Two interesting pieces from Slate:

Tim Noah says, “The Washington Post published a huge hint about its Watergate source on the break-in’s first anniversary. Nobody noticed.”

Jack Shafer: “The Kennedy Center Dishonors: The award program the Washington Post loves to slobber over.”

(Also good from Slate: Shafer’s review of the Galin/Gibson interview and see which journos –*cough*HelenThomas*cough*– made Slate’s list of the 80 most powerful people over 80)

Imus Here In D.C.


    Putting things in perspective. Don Imus in the DC radio market. Despite all the Washington “power players” he has on his show, and all the press he gets, almost no one inside (or outside) the Beltway listens to him. In the latest Arbitrends, Imus, via Clear Channel talker WTNT, was tied for 25th place in morning drive with Fredericksburg country outlet WFLS. He posted a 0.6 share of the age 12+ demo, down almost 50 percent from his 1.0 share a year ago. His national cable TV audience is said to be less than 300,000. That’s the population of Loudoun County. Yes, I agree, what Imus said was in terrible taste. But, we must remember, this big controversy surrounds someone almost no one listens to.

From Sridhar Pappu’s piece in today’s Post, “For Don Imus’s Frequent Guests, A Moral Dilemma”:

    “Will I go back on?” said Schieffer, who called Imus’s description of the team as “nappy-headed hos” indefensible. “If it were anyone else, I wouldn’t have anything to do with them. But I’m not going to sever a relationship with someone who has apologized for what he said. He’s my friend. I hate what he did, but he’s still my friend.”

    Others can’t be so certain. This is particularly true of Newsweek (owned by The Washington Post Co.), which has a “cooperative” relationship with NBC and MSNBC. Several of the magazine’s writers have “contributor” contracts with the network. And while none have formal, paying gigs with Imus, Newsweekers including Jonathan Alter, Evan Thomas, Howard Fineman and top editor Jon Meacham have become frequent contributors. Newsweek now has its brand to consider in deliberating whether to allow its people to joust once again with the “I-Man.”

  • From Paul Farhi and Frank Ahrens’ piece in today’s Post, “Advertisers Pull Out of Imus Show“:

      Although Imus has hosted some of Washington’s most famous figures on his show, ratings suggest that he’s actually a marginal figure among viewers and listeners in the region.
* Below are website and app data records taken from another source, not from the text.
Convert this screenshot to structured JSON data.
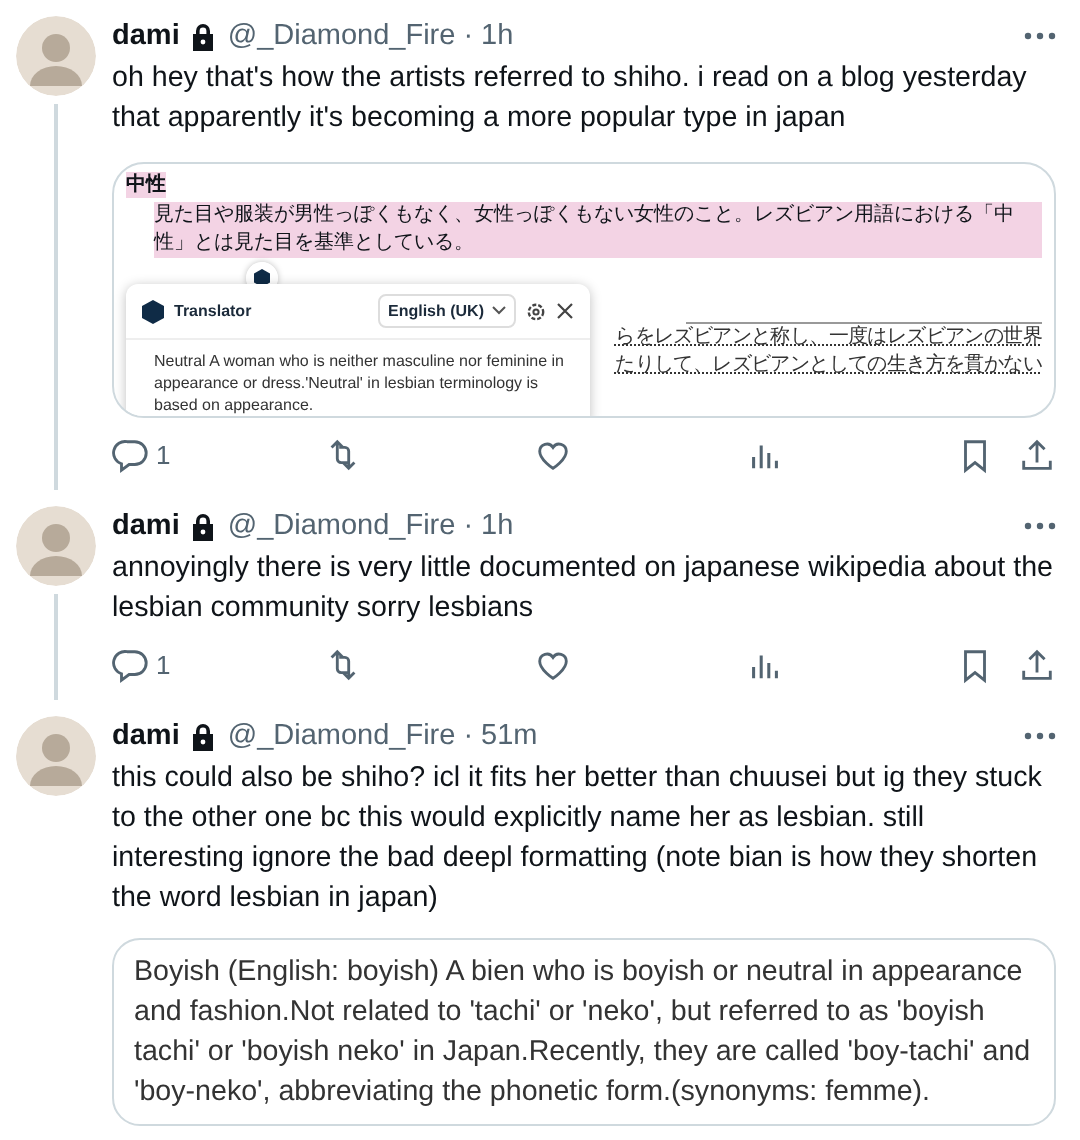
{
  "tweets": [
    {
      "name": "dami",
      "protected": true,
      "handle": "@_Diamond_Fire",
      "dot": "·",
      "time": "1h",
      "thread_continues": true,
      "text": "oh hey that's how the artists referred to shiho. i read on a blog yesterday that apparently it's becoming a more popular type in japan",
      "media": {
        "kind": "screenshot",
        "term": "中性",
        "definition": "見た目や服装が男性っぽくもなく、女性っぽくもない女性のこと。レズビアン用語における「中性」とは見た目を基準としている。",
        "side_lines": [
          "らをレズビアンと称し、一度はレズビアンの世界",
          "たりして、レズビアンとしての生き方を貫かない"
        ],
        "translator": {
          "title": "Translator",
          "language": "English (UK)",
          "translation": "Neutral A woman who is neither masculine nor feminine in appearance or dress.'Neutral' in lesbian terminology is based on appearance."
        }
      },
      "actions": {
        "replies": "1"
      }
    },
    {
      "name": "dami",
      "protected": true,
      "handle": "@_Diamond_Fire",
      "dot": "·",
      "time": "1h",
      "thread_continues": true,
      "text": "annoyingly there is very little documented on japanese wikipedia about the lesbian community sorry lesbians",
      "actions": {
        "replies": "1"
      }
    },
    {
      "name": "dami",
      "protected": true,
      "handle": "@_Diamond_Fire",
      "dot": "·",
      "time": "51m",
      "thread_continues": false,
      "text": "this could also be shiho? icl it fits her better than chuusei but ig they stuck to the other one bc this would explicitly name her as lesbian. still interesting ignore the bad deepl formatting (note bian is how they shorten the word lesbian in japan)",
      "media": {
        "kind": "text_card",
        "text": "Boyish (English: boyish) A bien who is boyish or neutral in appearance and fashion.Not related to 'tachi' or 'neko', but referred to as 'boyish tachi' or 'boyish neko' in Japan.Recently, they are called 'boy-tachi' and 'boy-neko', abbreviating the phonetic form.(synonyms: femme)."
      }
    }
  ]
}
But Imus’s show, which last year generated as much as $20 million in total revenue for flagship station WFAN in New York, is low-cost, high-revenue programming for MSNBC.

  • Slate’s Tim Noah has “A guide for Washington’s power crowd” to “The Wit and Wisdom of Don Imus”